- 6. Noise: Heavy machinery can generate high levels of noise that can cause hearing damage or temporary hearing loss if workers are not wearing appropriate hearing protection.
- 7. Struck-By Hazards: Workers can be struck by moving parts or by objects that fall from heavy machinery, such as tools or materials.
It is important for workers to be aware of these hazards and to take appropriate safety precautions when working around heavy machinery. This may include wearing appropriate PPE, maintaining a safe distance from moving parts, and following established safety procedures.
What are some ways to prevent repetitive motion injuries when working with heavy machinery?
Repetitive motion injuries are a common hazard associated with working with heavy machinery. These injuries can develop over time as a result of repeated motions, such as pushing, pulling, or twisting.
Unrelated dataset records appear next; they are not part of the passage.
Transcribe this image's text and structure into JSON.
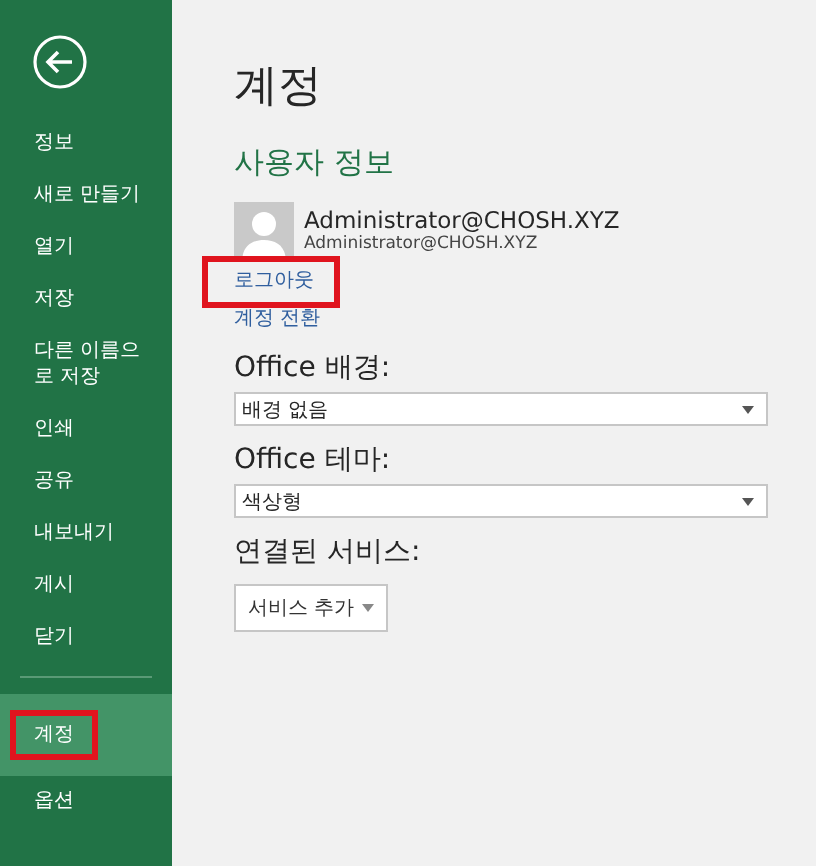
{
  "sidebar": {
    "items": [
      {
        "label": "정보",
        "selected": false,
        "highlighted": false
      },
      {
        "label": "새로 만들기",
        "selected": false,
        "highlighted": false
      },
      {
        "label": "열기",
        "selected": false,
        "highlighted": false
      },
      {
        "label": "저장",
        "selected": false,
        "highlighted": false
      },
      {
        "label": "다른 이름으로 저장",
        "selected": false,
        "highlighted": false
      },
      {
        "label": "인쇄",
        "selected": false,
        "highlighted": false
      },
      {
        "label": "공유",
        "selected": false,
        "highlighted": false
      },
      {
        "label": "내보내기",
        "selected": false,
        "highlighted": false
      },
      {
        "label": "게시",
        "selected": false,
        "highlighted": false
      },
      {
        "label": "닫기",
        "selected": false,
        "highlighted": false
      },
      {
        "kind": "divider"
      },
      {
        "label": "계정",
        "selected": true,
        "highlighted": true
      },
      {
        "label": "옵션",
        "selected": false,
        "highlighted": false
      }
    ]
  },
  "main": {
    "title": "계정",
    "user_info": {
      "heading": "사용자 정보",
      "name": "Administrator@CHOSH.XYZ",
      "email": "Administrator@CHOSH.XYZ",
      "links": [
        {
          "label": "로그아웃",
          "highlighted": true
        },
        {
          "label": "계정 전환",
          "highlighted": false
        }
      ]
    },
    "settings": [
      {
        "label": "Office 배경:",
        "value": "배경 없음"
      },
      {
        "label": "Office 테마:",
        "value": "색상형"
      }
    ],
    "connected_services": {
      "heading": "연결된 서비스:",
      "button": "서비스 추가"
    }
  }
}
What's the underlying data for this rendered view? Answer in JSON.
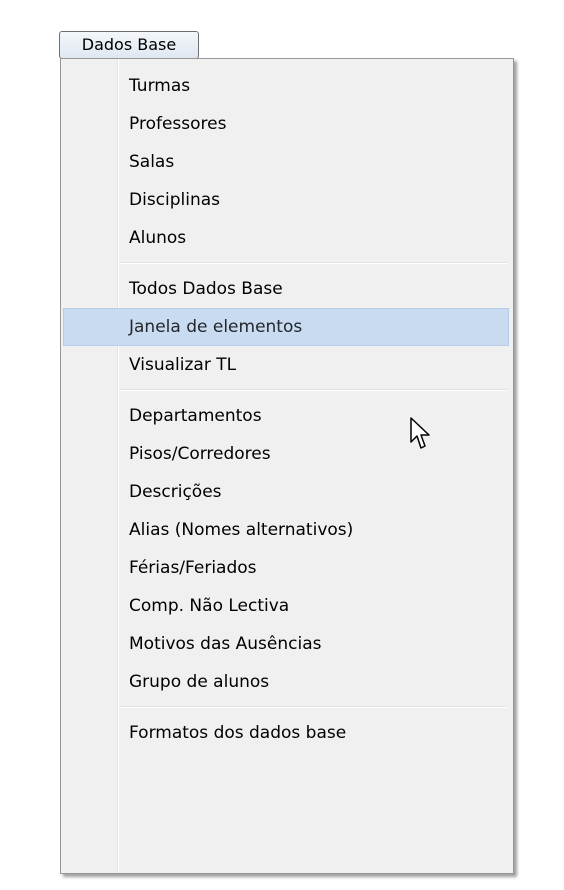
{
  "menu": {
    "button_label": "Dados Base",
    "hovered_item": "Janela de elementos",
    "groups": [
      [
        "Turmas",
        "Professores",
        "Salas",
        "Disciplinas",
        "Alunos"
      ],
      [
        "Todos Dados Base",
        "Janela de elementos",
        "Visualizar TL"
      ],
      [
        "Departamentos",
        "Pisos/Corredores",
        "Descrições",
        "Alias (Nomes alternativos)",
        "Férias/Feriados",
        "Comp. Não Lectiva",
        "Motivos das Ausências",
        "Grupo de alunos"
      ],
      [
        "Formatos dos dados base"
      ]
    ]
  },
  "icons": {
    "cursor": "mouse-pointer-icon"
  },
  "colors": {
    "menu_background": "#f0f0f0",
    "hover_background": "#c8dbf1",
    "hover_border": "#b7cce6",
    "separator": "#e2e3e3"
  }
}
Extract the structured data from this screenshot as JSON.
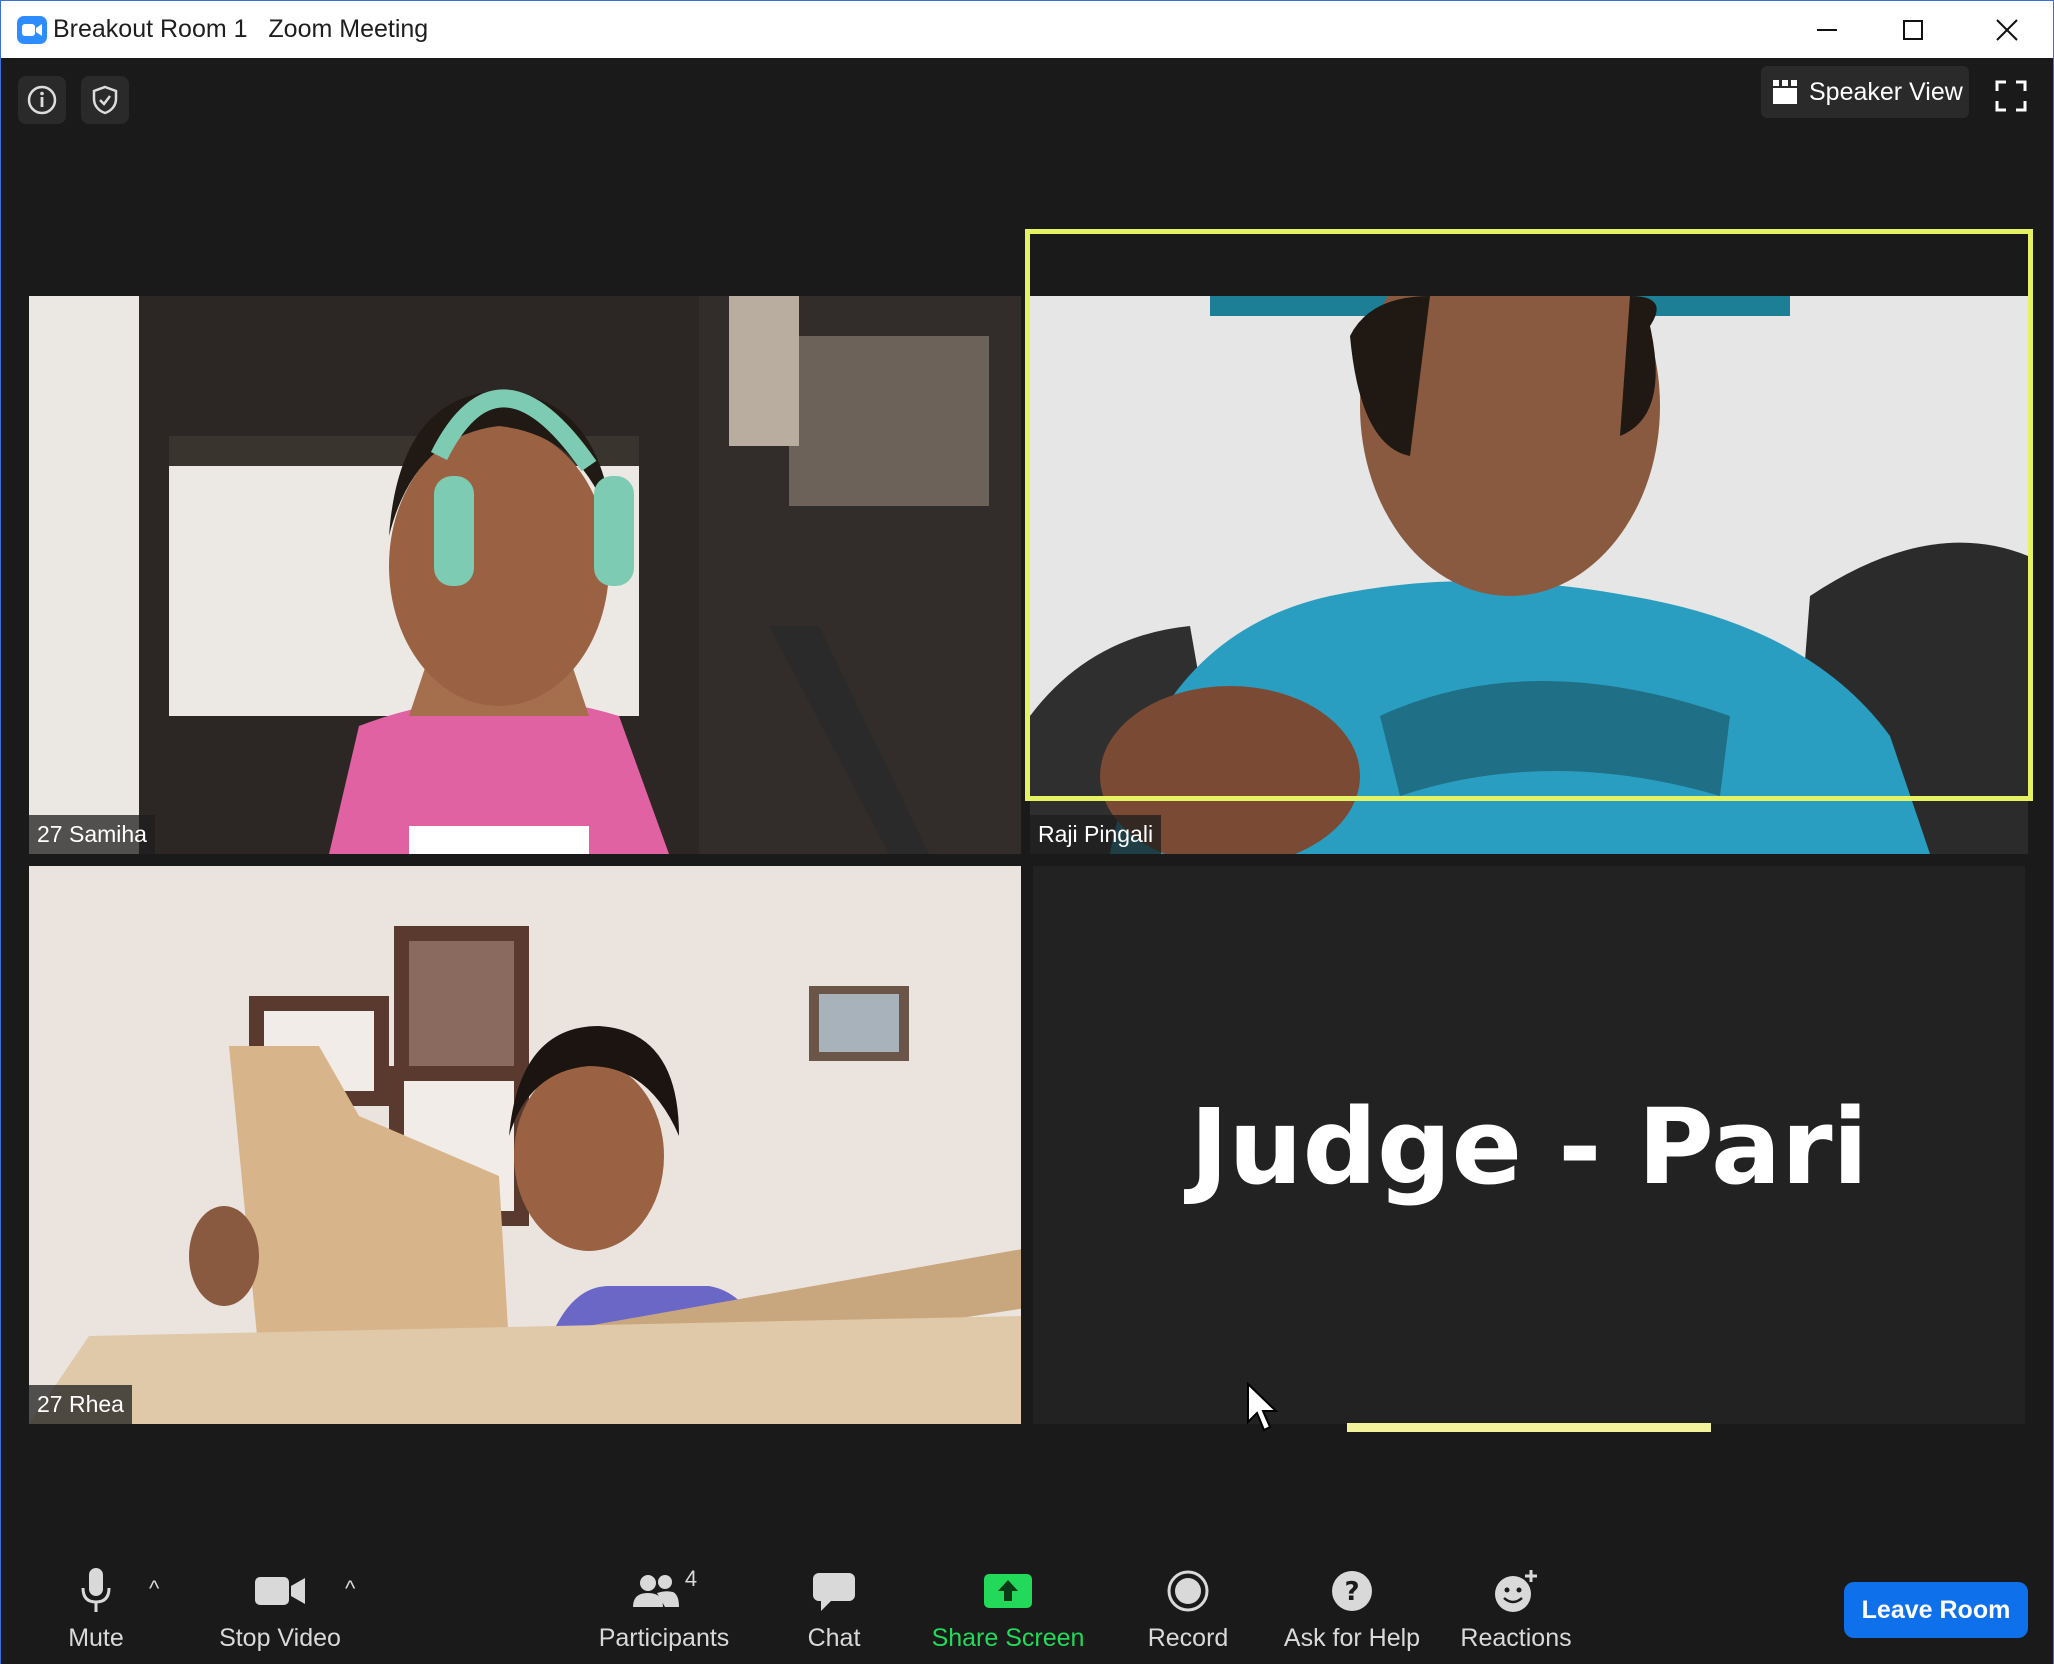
{
  "window": {
    "title_room": "Breakout Room 1",
    "title_app": "Zoom Meeting"
  },
  "top_bar": {
    "speaker_view_label": "Speaker View"
  },
  "tiles": [
    {
      "name": "27 Samiha"
    },
    {
      "name": "Raji Pingali",
      "active_speaker": true
    },
    {
      "name": "27 Rhea"
    },
    {
      "name": "Judge - Pari",
      "video_off": true
    }
  ],
  "toolbar": {
    "mute_label": "Mute",
    "stop_video_label": "Stop Video",
    "participants_label": "Participants",
    "participants_count": "4",
    "chat_label": "Chat",
    "share_screen_label": "Share Screen",
    "record_label": "Record",
    "ask_for_help_label": "Ask for Help",
    "reactions_label": "Reactions",
    "leave_label": "Leave Room",
    "caret": "^"
  },
  "colors": {
    "active_speaker_border": "#e5f261",
    "share_screen_green": "#23d959",
    "leave_button_blue": "#0e71eb",
    "background": "#1a1a1a"
  }
}
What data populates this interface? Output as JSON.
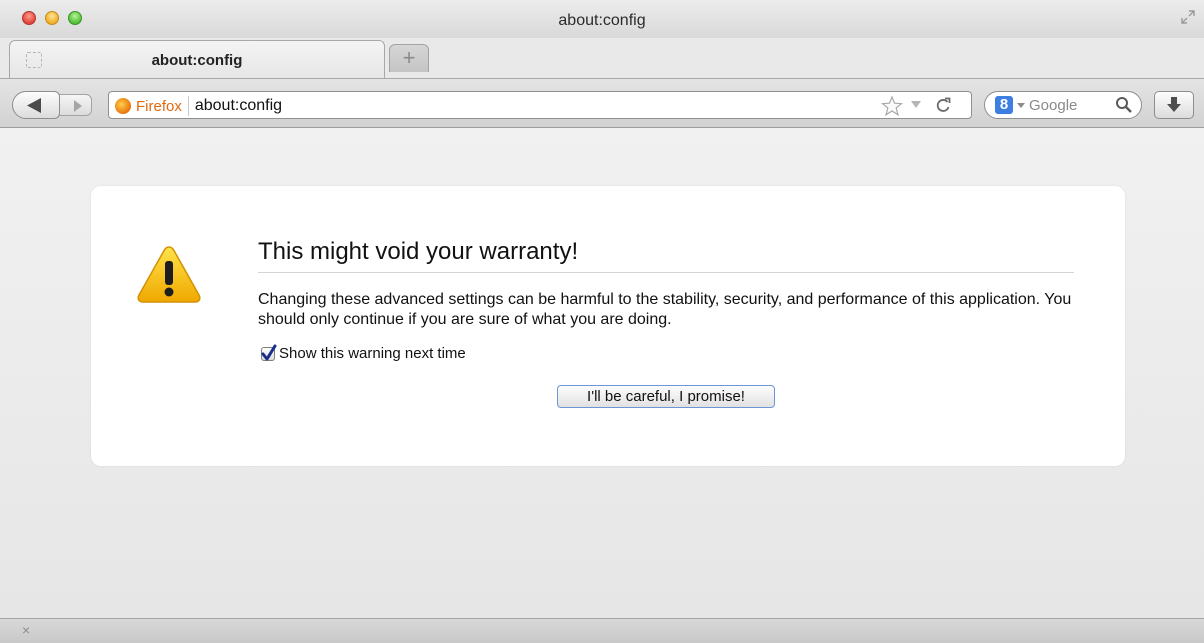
{
  "window": {
    "title": "about:config"
  },
  "tab": {
    "label": "about:config",
    "new_tab_label": "+"
  },
  "urlbar": {
    "identity_label": "Firefox",
    "url": "about:config"
  },
  "searchbar": {
    "engine_letter": "8",
    "placeholder": "Google"
  },
  "warning": {
    "title": "This might void your warranty!",
    "body": "Changing these advanced settings can be harmful to the stability, security, and performance of this application. You should only continue if you are sure of what you are doing.",
    "checkbox_label": "Show this warning next time",
    "checkbox_checked": true,
    "button_label": "I'll be careful, I promise!"
  },
  "statusbar": {
    "close_glyph": "×"
  },
  "colors": {
    "identity_accent": "#e06a10",
    "button_focus": "#6d96d6",
    "warning_yellow": "#f5c400"
  },
  "icons": [
    "fullscreen-icon",
    "back-arrow-icon",
    "forward-arrow-icon",
    "firefox-icon",
    "star-icon",
    "dropmarker-icon",
    "reload-icon",
    "search-icon",
    "download-icon",
    "warning-icon",
    "checkmark-icon"
  ]
}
Here are some ways to prevent repetitive motion injuries when working with heavy machinery:
1. Ergonomic Design: Heavy machinery should be designed with ergonomic principles in mind, such as adjustable controls, comfortable seating, and easy access to controls. This can help reduce the strain on workers’ muscles and joints, and minimize the risk of repetitive motion injuries.
2. Proper Training: Workers should receive proper training on how to use the machinery safely and efficiently. This should include training on how to use the controls in a way that minimizes strain on the muscles and joints.
3. Job Rotation: Workers who perform repetitive tasks on heavy machinery should be rotated to different tasks periodically to reduce the risk of developing repetitive motion injuries. This can help prevent strain on the same muscles and joints day after day.
4. Rest Breaks: Workers should take frequent rest breaks to allow their muscles and joints to rest and recover. Short breaks every hour can be effective in preventing repetitive motion injuries.
5. Stretching: Workers should be encouraged to stretch before and after using heavy machinery. Stretching can help loosen tight muscles and reduce the risk of injury.
6. Use of Assistive Devices: Assistive devices, such as lift assists or ergonomic tools, can help reduce the strain on workers’ muscles and joints when performing repetitive tasks.
By implementing these measures, employers can help prevent repetitive motion injuries among workers who use heavy machinery.
How can employers ensure that workers take frequent rest breaks?
Employers can take several steps to encourage workers to take frequent rest breaks and ensure that they are taking the breaks they need to prevent injuries and maintain productivity. Here are some strategies employers can use to encourage workers to take rest breaks:
1. Set Expectations: Employers should clearly communicate the importance of rest breaks to their workers, and set expectations for how often breaks should be taken and how long they should be.
2. Schedule Breaks: Employers can schedule rest breaks into the workday to ensure that workers are taking breaks at appropriate intervals. This can help ensure that workers are not skipping breaks due to workload or time constraints.
3. Provide a Break Room: Employers should provide a comfortable, designated break room or area for workers to take their breaks. This can help encourage workers to take breaks and provide a space for them to rest and recharge.
4. Lead by Example: Employers should model good behavior by taking breaks themselves and encouraging their workers to do the same. This can help create a culture of rest and encourage workers to prioritize their health and safety.
5. Monitor and Encourage: Employers can monitor workers’ break patterns and encourage them to take breaks when they are due. This can be done through regular check-ins or reminders.
6. Incentivize Breaks: Employers can incentivize workers to take breaks by offering rewards or recognition for workers who consistently take their breaks.
By implementing these strategies, employers can help ensure that workers are taking the rest breaks they need to prevent injuries and maintain productivity.